> _PROBLEM REQUIREMENTS_
Please state how many lines in the records below contain the word "Content", giving only the number.

=== Section Start ===

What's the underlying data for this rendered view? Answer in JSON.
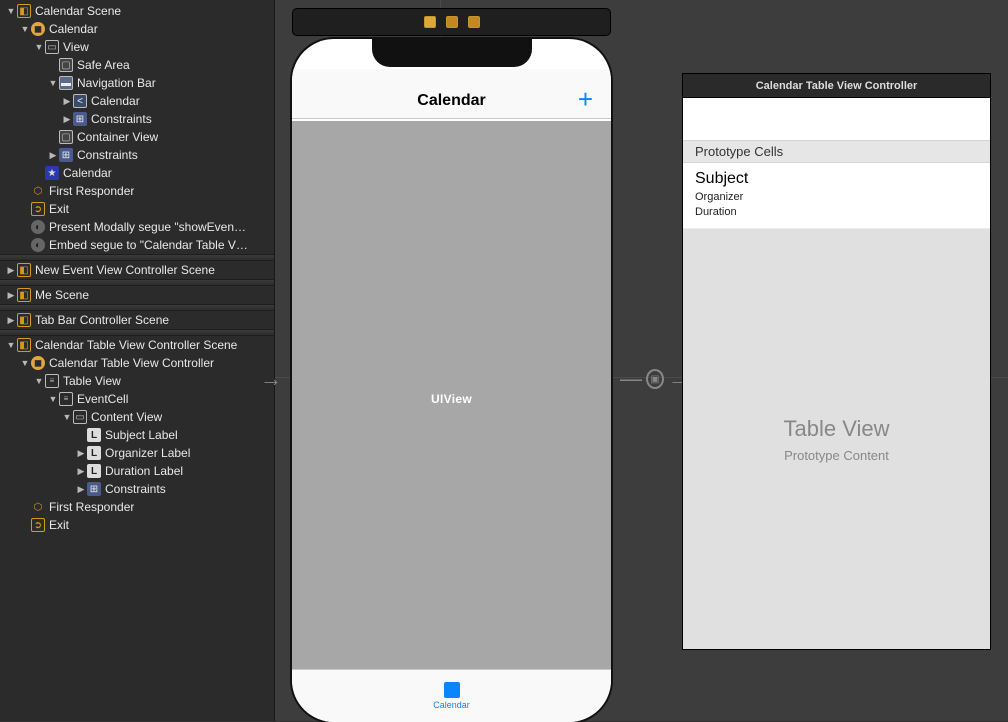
{
  "outline": {
    "scene1": {
      "title": "Calendar Scene",
      "calendar_vc": "Calendar",
      "view": "View",
      "safe_area": "Safe Area",
      "navigation_bar": "Navigation Bar",
      "nav_calendar": "Calendar",
      "nav_constraints": "Constraints",
      "container_view": "Container View",
      "constraints": "Constraints",
      "calendar_star": "Calendar",
      "first_responder": "First Responder",
      "exit": "Exit",
      "segue_modal": "Present Modally segue \"showEven…",
      "segue_embed": "Embed segue to \"Calendar Table V…"
    },
    "scene2": "New Event View Controller Scene",
    "scene3": "Me Scene",
    "scene4": "Tab Bar Controller Scene",
    "scene5": {
      "title": "Calendar Table View Controller Scene",
      "tvc": "Calendar Table View Controller",
      "table_view": "Table View",
      "event_cell": "EventCell",
      "content_view": "Content View",
      "subject_label": "Subject Label",
      "organizer_label": "Organizer Label",
      "duration_label": "Duration Label",
      "constraints": "Constraints",
      "first_responder": "First Responder",
      "exit": "Exit"
    }
  },
  "device": {
    "nav_title": "Calendar",
    "uiview_text": "UIView",
    "tab_label": "Calendar"
  },
  "tvc": {
    "title": "Calendar Table View Controller",
    "prototype_header": "Prototype Cells",
    "subject": "Subject",
    "organizer": "Organizer",
    "duration": "Duration",
    "big": "Table View",
    "sub": "Prototype Content"
  }
}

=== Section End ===

> _ANSWER TO THIS TASK_
2